**Exercise objective**
The listing is to be repeated exactly, and its pictures are to be left out.

**Dataset excerpts**
- - - - - - -

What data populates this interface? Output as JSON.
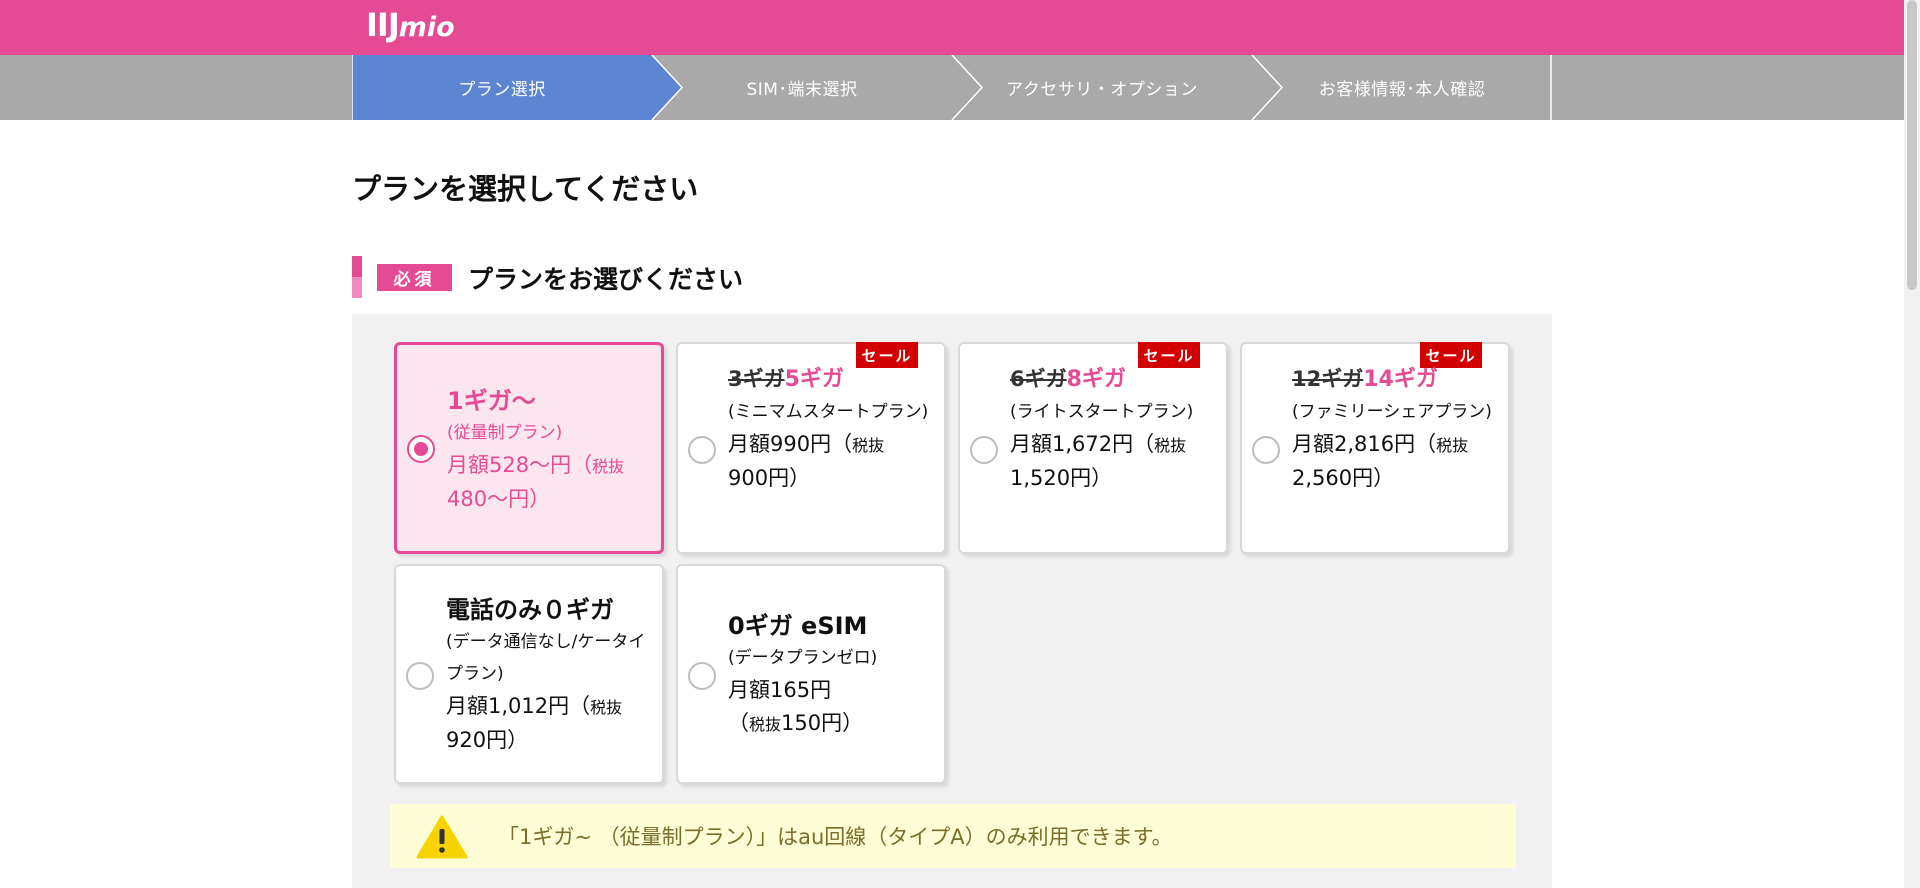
{
  "header": {
    "logo_main": "IIJ",
    "logo_sub": "mio",
    "brand_color": "#e44b94"
  },
  "steps": [
    {
      "label": "プラン選択",
      "active": true
    },
    {
      "label": "SIM･端末選択",
      "active": false
    },
    {
      "label": "アクセサリ・オプション",
      "active": false
    },
    {
      "label": "お客様情報･本人確認",
      "active": false
    }
  ],
  "page": {
    "title": "プランを選択してください"
  },
  "section": {
    "required_label": "必須",
    "title": "プランをお選びください"
  },
  "plans": [
    {
      "title": "1ギガ～",
      "subtitle": "(従量制プラン)",
      "price_main": "月額528～円（",
      "price_small": "税抜",
      "price_tail": "480～円）",
      "selected": true
    },
    {
      "old": "3ギガ",
      "new": "5ギガ",
      "sale_label": "セール",
      "subtitle": "(ミニマムスタートプラン)",
      "price_main": "月額990円（",
      "price_small": "税抜",
      "price_tail": "900円）",
      "selected": false
    },
    {
      "old": "6ギガ",
      "new": "8ギガ",
      "sale_label": "セール",
      "subtitle": "(ライトスタートプラン)",
      "price_main": "月額1,672円（",
      "price_small": "税抜",
      "price_tail": "1,520円）",
      "selected": false
    },
    {
      "old": "12ギガ",
      "new": "14ギガ",
      "sale_label": "セール",
      "subtitle": "(ファミリーシェアプラン)",
      "price_main": "月額2,816円（",
      "price_small": "税抜",
      "price_tail": "2,560円）",
      "selected": false
    },
    {
      "title": "電話のみ０ギガ",
      "subtitle": "(データ通信なし/ケータイプラン)",
      "price_main": "月額1,012円（",
      "price_small": "税抜",
      "price_tail": "920円）",
      "selected": false
    },
    {
      "title": "0ギガ eSIM",
      "subtitle": "(データプランゼロ)",
      "price_main": "月額165円",
      "price_small": "税抜",
      "price_tail": "150円）",
      "selected": false
    }
  ],
  "notice": {
    "icon": "warning-icon",
    "text": "「1ギガ~ （従量制プラン）」はau回線（タイプA）のみ利用できます。"
  },
  "colors": {
    "step_active": "#5d86d2",
    "step_inactive": "#a9a9a9",
    "sale_red": "#d20000",
    "notice_bg": "#fdfdd6"
  }
}
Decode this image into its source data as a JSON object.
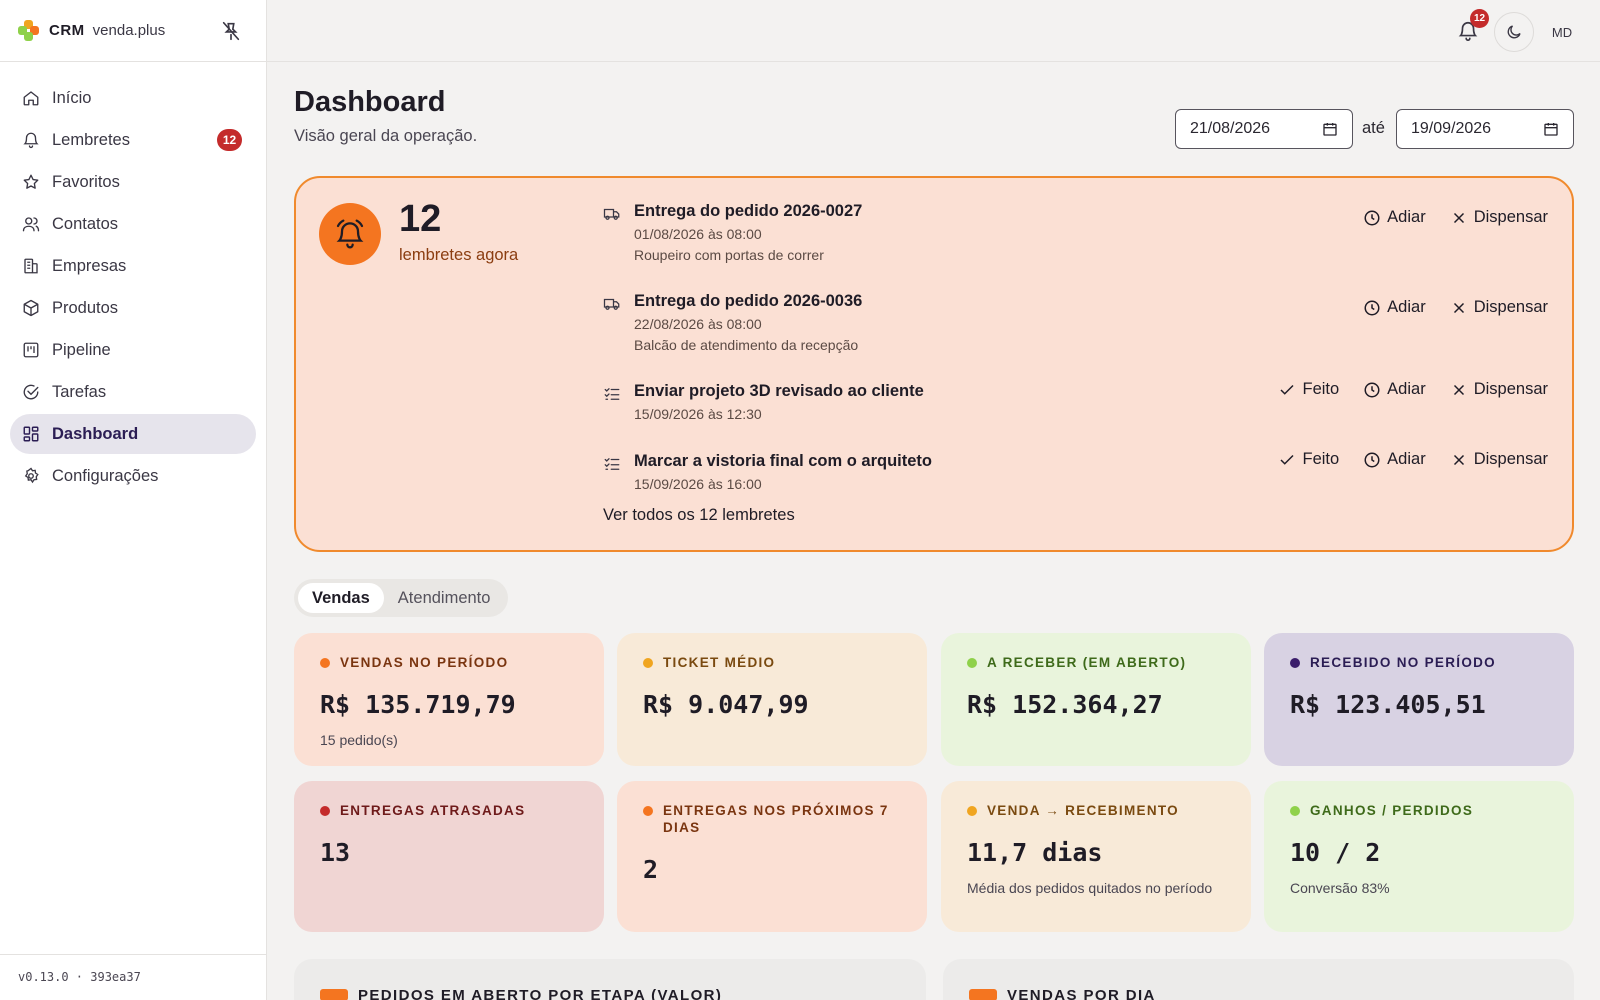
{
  "app": {
    "brand": "CRM",
    "brand_sub": "venda.plus",
    "version": "v0.13.0 · 393ea37"
  },
  "colors": {
    "accent": "#f47520",
    "badge": "#c42b2b",
    "active_nav": "#e6e4ec"
  },
  "sidebar": {
    "items": [
      {
        "label": "Início",
        "icon": "home-icon"
      },
      {
        "label": "Lembretes",
        "icon": "bell-icon",
        "badge": "12"
      },
      {
        "label": "Favoritos",
        "icon": "star-icon"
      },
      {
        "label": "Contatos",
        "icon": "users-icon"
      },
      {
        "label": "Empresas",
        "icon": "building-icon"
      },
      {
        "label": "Produtos",
        "icon": "package-icon"
      },
      {
        "label": "Pipeline",
        "icon": "kanban-icon"
      },
      {
        "label": "Tarefas",
        "icon": "check-circle-icon"
      },
      {
        "label": "Dashboard",
        "icon": "dashboard-icon",
        "active": true
      },
      {
        "label": "Configurações",
        "icon": "gear-icon"
      }
    ]
  },
  "topbar": {
    "notification_count": "12",
    "avatar_initials": "MD"
  },
  "header": {
    "title": "Dashboard",
    "subtitle": "Visão geral da operação.",
    "date_from": "21/08/2026",
    "date_separator": "até",
    "date_to": "19/09/2026"
  },
  "reminders": {
    "count": "12",
    "count_label": "lembretes agora",
    "items": [
      {
        "icon": "truck-icon",
        "title": "Entrega do pedido 2026-0027",
        "when": "01/08/2026 às 08:00",
        "description": "Roupeiro com portas de correr",
        "actions": [
          "Adiar",
          "Dispensar"
        ]
      },
      {
        "icon": "truck-icon",
        "title": "Entrega do pedido 2026-0036",
        "when": "22/08/2026 às 08:00",
        "description": "Balcão de atendimento da recepção",
        "actions": [
          "Adiar",
          "Dispensar"
        ]
      },
      {
        "icon": "task-list-icon",
        "title": "Enviar projeto 3D revisado ao cliente",
        "when": "15/09/2026 às 12:30",
        "description": "",
        "actions": [
          "Feito",
          "Adiar",
          "Dispensar"
        ]
      },
      {
        "icon": "task-list-icon",
        "title": "Marcar a vistoria final com o arquiteto",
        "when": "15/09/2026 às 16:00",
        "description": "",
        "actions": [
          "Feito",
          "Adiar",
          "Dispensar"
        ]
      }
    ],
    "view_all": "Ver todos os 12 lembretes"
  },
  "tabs": [
    {
      "label": "Vendas",
      "active": true
    },
    {
      "label": "Atendimento",
      "active": false
    }
  ],
  "kpis": [
    {
      "label": "Vendas no período",
      "value": "R$ 135.719,79",
      "sub": "15 pedido(s)",
      "bg": "#fbe0d4",
      "dot": "#f47520",
      "label_color": "#7a3510"
    },
    {
      "label": "Ticket médio",
      "value": "R$ 9.047,99",
      "sub": "",
      "bg": "#f8ead8",
      "dot": "#f0a520",
      "label_color": "#7a4a10"
    },
    {
      "label": "A receber (em aberto)",
      "value": "R$ 152.364,27",
      "sub": "",
      "bg": "#e9f4dc",
      "dot": "#8fd14a",
      "label_color": "#3e6a1a"
    },
    {
      "label": "Recebido no período",
      "value": "R$ 123.405,51",
      "sub": "",
      "bg": "#d8d2e3",
      "dot": "#3b1d6b",
      "label_color": "#2b1d54"
    },
    {
      "label": "Entregas atrasadas",
      "value": "13",
      "sub": "",
      "bg": "#f0d5d3",
      "dot": "#c42b2b",
      "label_color": "#6e1a1a"
    },
    {
      "label": "Entregas nos próximos 7 dias",
      "value": "2",
      "sub": "",
      "bg": "#fbe0d4",
      "dot": "#f47520",
      "label_color": "#7a3510"
    },
    {
      "label": "Venda → recebimento",
      "value": "11,7 dias",
      "sub": "Média dos pedidos quitados no período",
      "bg": "#f8ead8",
      "dot": "#f0a520",
      "label_color": "#7a4a10"
    },
    {
      "label": "Ganhos / perdidos",
      "value": "10 / 2",
      "sub": "Conversão 83%",
      "bg": "#e9f4dc",
      "dot": "#8fd14a",
      "label_color": "#3e6a1a"
    }
  ],
  "sections": [
    {
      "title": "PEDIDOS EM ABERTO POR ETAPA (VALOR)"
    },
    {
      "title": "VENDAS POR DIA"
    }
  ]
}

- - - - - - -

**Finished exercise**
What data populates this interface? Output as JSON.
{
  "header": {
    "logo_main": "IIJ",
    "logo_sub": "mio",
    "brand_color": "#e44b94"
  },
  "steps": [
    {
      "label": "プラン選択",
      "active": true
    },
    {
      "label": "SIM･端末選択",
      "active": false
    },
    {
      "label": "アクセサリ・オプション",
      "active": false
    },
    {
      "label": "お客様情報･本人確認",
      "active": false
    }
  ],
  "page": {
    "title": "プランを選択してください"
  },
  "section": {
    "required_label": "必須",
    "title": "プランをお選びください"
  },
  "plans": [
    {
      "title": "1ギガ～",
      "subtitle": "(従量制プラン)",
      "price_main": "月額528～円（",
      "price_small": "税抜",
      "price_tail": "480～円）",
      "selected": true
    },
    {
      "old": "3ギガ",
      "new": "5ギガ",
      "sale_label": "セール",
      "subtitle": "(ミニマムスタートプラン)",
      "price_main": "月額990円（",
      "price_small": "税抜",
      "price_tail": "900円）",
      "selected": false
    },
    {
      "old": "6ギガ",
      "new": "8ギガ",
      "sale_label": "セール",
      "subtitle": "(ライトスタートプラン)",
      "price_main": "月額1,672円（",
      "price_small": "税抜",
      "price_tail": "1,520円）",
      "selected": false
    },
    {
      "old": "12ギガ",
      "new": "14ギガ",
      "sale_label": "セール",
      "subtitle": "(ファミリーシェアプラン)",
      "price_main": "月額2,816円（",
      "price_small": "税抜",
      "price_tail": "2,560円）",
      "selected": false
    },
    {
      "title": "電話のみ０ギガ",
      "subtitle": "(データ通信なし/ケータイプラン)",
      "price_main": "月額1,012円（",
      "price_small": "税抜",
      "price_tail": "920円）",
      "selected": false
    },
    {
      "title": "0ギガ eSIM",
      "subtitle": "(データプランゼロ)",
      "price_main": "月額165円",
      "price_small": "税抜",
      "price_tail": "150円）",
      "selected": false
    }
  ],
  "notice": {
    "icon": "warning-icon",
    "text": "「1ギガ~ （従量制プラン）」はau回線（タイプA）のみ利用できます。"
  },
  "colors": {
    "step_active": "#5d86d2",
    "step_inactive": "#a9a9a9",
    "sale_red": "#d20000",
    "notice_bg": "#fdfdd6"
  }
}
Decode this image into its source data as a JSON object.
{
  "app": {
    "brand": "CRM",
    "brand_sub": "venda.plus",
    "version": "v0.13.0 · 393ea37"
  },
  "colors": {
    "accent": "#f47520",
    "badge": "#c42b2b",
    "active_nav": "#e6e4ec"
  },
  "sidebar": {
    "items": [
      {
        "label": "Início",
        "icon": "home-icon"
      },
      {
        "label": "Lembretes",
        "icon": "bell-icon",
        "badge": "12"
      },
      {
        "label": "Favoritos",
        "icon": "star-icon"
      },
      {
        "label": "Contatos",
        "icon": "users-icon"
      },
      {
        "label": "Empresas",
        "icon": "building-icon"
      },
      {
        "label": "Produtos",
        "icon": "package-icon"
      },
      {
        "label": "Pipeline",
        "icon": "kanban-icon"
      },
      {
        "label": "Tarefas",
        "icon": "check-circle-icon"
      },
      {
        "label": "Dashboard",
        "icon": "dashboard-icon",
        "active": true
      },
      {
        "label": "Configurações",
        "icon": "gear-icon"
      }
    ]
  },
  "topbar": {
    "notification_count": "12",
    "avatar_initials": "MD"
  },
  "header": {
    "title": "Dashboard",
    "subtitle": "Visão geral da operação.",
    "date_from": "21/08/2026",
    "date_separator": "até",
    "date_to": "19/09/2026"
  },
  "reminders": {
    "count": "12",
    "count_label": "lembretes agora",
    "items": [
      {
        "icon": "truck-icon",
        "title": "Entrega do pedido 2026-0027",
        "when": "01/08/2026 às 08:00",
        "description": "Roupeiro com portas de correr",
        "actions": [
          "Adiar",
          "Dispensar"
        ]
      },
      {
        "icon": "truck-icon",
        "title": "Entrega do pedido 2026-0036",
        "when": "22/08/2026 às 08:00",
        "description": "Balcão de atendimento da recepção",
        "actions": [
          "Adiar",
          "Dispensar"
        ]
      },
      {
        "icon": "task-list-icon",
        "title": "Enviar projeto 3D revisado ao cliente",
        "when": "15/09/2026 às 12:30",
        "description": "",
        "actions": [
          "Feito",
          "Adiar",
          "Dispensar"
        ]
      },
      {
        "icon": "task-list-icon",
        "title": "Marcar a vistoria final com o arquiteto",
        "when": "15/09/2026 às 16:00",
        "description": "",
        "actions": [
          "Feito",
          "Adiar",
          "Dispensar"
        ]
      }
    ],
    "view_all": "Ver todos os 12 lembretes"
  },
  "tabs": [
    {
      "label": "Vendas",
      "active": true
    },
    {
      "label": "Atendimento",
      "active": false
    }
  ],
  "kpis": [
    {
      "label": "Vendas no período",
      "value": "R$ 135.719,79",
      "sub": "15 pedido(s)",
      "bg": "#fbe0d4",
      "dot": "#f47520",
      "label_color": "#7a3510"
    },
    {
      "label": "Ticket médio",
      "value": "R$ 9.047,99",
      "sub": "",
      "bg": "#f8ead8",
      "dot": "#f0a520",
      "label_color": "#7a4a10"
    },
    {
      "label": "A receber (em aberto)",
      "value": "R$ 152.364,27",
      "sub": "",
      "bg": "#e9f4dc",
      "dot": "#8fd14a",
      "label_color": "#3e6a1a"
    },
    {
      "label": "Recebido no período",
      "value": "R$ 123.405,51",
      "sub": "",
      "bg": "#d8d2e3",
      "dot": "#3b1d6b",
      "label_color": "#2b1d54"
    },
    {
      "label": "Entregas atrasadas",
      "value": "13",
      "sub": "",
      "bg": "#f0d5d3",
      "dot": "#c42b2b",
      "label_color": "#6e1a1a"
    },
    {
      "label": "Entregas nos próximos 7 dias",
      "value": "2",
      "sub": "",
      "bg": "#fbe0d4",
      "dot": "#f47520",
      "label_color": "#7a3510"
    },
    {
      "label": "Venda → recebimento",
      "value": "11,7 dias",
      "sub": "Média dos pedidos quitados no período",
      "bg": "#f8ead8",
      "dot": "#f0a520",
      "label_color": "#7a4a10"
    },
    {
      "label": "Ganhos / perdidos",
      "value": "10 / 2",
      "sub": "Conversão 83%",
      "bg": "#e9f4dc",
      "dot": "#8fd14a",
      "label_color": "#3e6a1a"
    }
  ],
  "sections": [
    {
      "title": "PEDIDOS EM ABERTO POR ETAPA (VALOR)"
    },
    {
      "title": "VENDAS POR DIA"
    }
  ]
}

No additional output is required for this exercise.